Raw sugar heads back up as supply worries dominate

(Refiles to amend pronoun in paragraph 5 in story dated July 18)

LONDON (Reuters) -Raw sugar futures on the ICE exchange headed back towards recent two week highs on Tuesday as worries over the negative impact on yields caused the El Nino weather phenomenon returned to the fore.


* October raw sugar rose 0.6% to 23.92 cents per lb as 1240 GMT, having hit a ltwo-week high on Friday​.

* India, the world’s second largest sugar exporter, has received average monsoon rains since the start of the season on June 1, though uneven rainfall distributions have created new worries.

* “Global sugar prices (are) expected to surge in (the) second half of 2023,” said Nidhi Jain at UK-based research and analytics company The Smart Cube.

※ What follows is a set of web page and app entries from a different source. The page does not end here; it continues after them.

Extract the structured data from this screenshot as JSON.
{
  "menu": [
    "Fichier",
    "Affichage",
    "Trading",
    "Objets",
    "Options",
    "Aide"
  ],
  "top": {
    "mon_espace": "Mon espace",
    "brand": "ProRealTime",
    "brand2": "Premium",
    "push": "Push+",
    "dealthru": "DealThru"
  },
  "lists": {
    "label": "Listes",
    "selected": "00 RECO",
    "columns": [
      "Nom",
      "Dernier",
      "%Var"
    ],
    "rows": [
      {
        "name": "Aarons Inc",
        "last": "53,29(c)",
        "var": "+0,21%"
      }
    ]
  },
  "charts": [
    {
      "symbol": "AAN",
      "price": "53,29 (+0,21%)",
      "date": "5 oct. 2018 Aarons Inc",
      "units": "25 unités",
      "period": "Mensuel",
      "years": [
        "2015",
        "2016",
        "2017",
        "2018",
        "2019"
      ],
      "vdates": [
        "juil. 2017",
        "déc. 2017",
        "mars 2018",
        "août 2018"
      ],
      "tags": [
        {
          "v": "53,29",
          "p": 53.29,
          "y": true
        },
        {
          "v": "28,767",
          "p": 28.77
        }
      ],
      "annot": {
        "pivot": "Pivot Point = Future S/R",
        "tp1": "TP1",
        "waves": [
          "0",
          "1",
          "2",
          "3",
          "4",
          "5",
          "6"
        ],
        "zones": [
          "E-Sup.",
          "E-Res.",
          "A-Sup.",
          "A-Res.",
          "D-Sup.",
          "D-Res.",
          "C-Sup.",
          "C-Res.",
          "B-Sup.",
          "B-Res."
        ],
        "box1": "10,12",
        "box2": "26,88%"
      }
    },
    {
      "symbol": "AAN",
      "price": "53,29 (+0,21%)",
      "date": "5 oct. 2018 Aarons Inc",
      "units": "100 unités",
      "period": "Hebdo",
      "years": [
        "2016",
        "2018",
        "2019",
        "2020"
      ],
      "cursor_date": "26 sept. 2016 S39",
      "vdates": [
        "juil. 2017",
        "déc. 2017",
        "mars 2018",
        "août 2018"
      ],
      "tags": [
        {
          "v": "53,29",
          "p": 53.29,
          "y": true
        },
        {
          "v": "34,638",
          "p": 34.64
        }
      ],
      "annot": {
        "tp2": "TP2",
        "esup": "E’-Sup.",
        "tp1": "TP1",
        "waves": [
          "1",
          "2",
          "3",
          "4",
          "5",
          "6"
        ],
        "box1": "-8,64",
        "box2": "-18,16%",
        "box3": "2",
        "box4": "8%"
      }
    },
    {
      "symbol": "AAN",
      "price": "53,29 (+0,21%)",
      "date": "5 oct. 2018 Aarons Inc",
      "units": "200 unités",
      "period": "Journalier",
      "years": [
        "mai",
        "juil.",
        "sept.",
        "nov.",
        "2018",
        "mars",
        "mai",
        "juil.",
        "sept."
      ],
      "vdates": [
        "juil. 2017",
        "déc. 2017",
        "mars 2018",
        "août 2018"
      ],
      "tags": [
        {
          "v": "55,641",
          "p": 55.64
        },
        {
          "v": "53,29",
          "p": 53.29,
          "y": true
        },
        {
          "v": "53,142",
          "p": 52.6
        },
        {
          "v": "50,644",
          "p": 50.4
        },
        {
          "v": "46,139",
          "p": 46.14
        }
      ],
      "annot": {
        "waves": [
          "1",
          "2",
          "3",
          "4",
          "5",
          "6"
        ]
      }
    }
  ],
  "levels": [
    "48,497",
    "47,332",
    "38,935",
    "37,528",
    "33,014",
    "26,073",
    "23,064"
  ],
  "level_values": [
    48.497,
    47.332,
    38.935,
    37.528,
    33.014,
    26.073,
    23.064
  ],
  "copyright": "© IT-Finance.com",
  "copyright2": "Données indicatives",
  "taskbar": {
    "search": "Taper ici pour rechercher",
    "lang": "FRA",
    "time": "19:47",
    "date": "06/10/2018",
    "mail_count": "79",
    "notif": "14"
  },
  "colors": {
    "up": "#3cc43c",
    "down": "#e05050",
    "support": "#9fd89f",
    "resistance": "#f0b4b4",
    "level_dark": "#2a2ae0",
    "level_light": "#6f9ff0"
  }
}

* “The intensity of the dry season that El Niño is set to cause this year could result in a 10 to 15 per cent reduction in sugarcane yield globally,” she said.

* October white sugar ​​rose 0.3% to $671.70 a metric ton.


* September London cocoa ​​rose 2% to 2,542 pounds ($3,327.22) per metric ton, having hit their highest in more than four decades earlier this month.

* Cocoa remains underpinned by tight supply, though dealers said data on the north American second quarter cocoa grind, a measure of demand, is expected to show a decline 3%-5% when it is released later this week.

* Also, a mix of showers and drier, sunny spells in most of Ivory Coast’s main cocoa growing regions last week formed ideal conditions for flowers and small pods to grow ahead of the October-March main crop, farmers said.

* September New York cocoa rose 1.6% to $3,413 a metric ton.


* September arabica coffee edged up 0.1% to $1.5595 per lb, having hit a six-month low on Monday.

* Arabica is under pressure as the harvest in top producer Brazil gets underway amid favourable weather conditions, though dealers said farmers are starting to hold back sales due to falling prices.

* September robusta coffee fell 0.5% to $2,542 a metric ton.

* Dealers said farmers in Brazil, the world’s third largest exporter, are selling, fearing further price drops.

($1 = 0.7640 pounds)

(Reporting by Maytaal Angel;)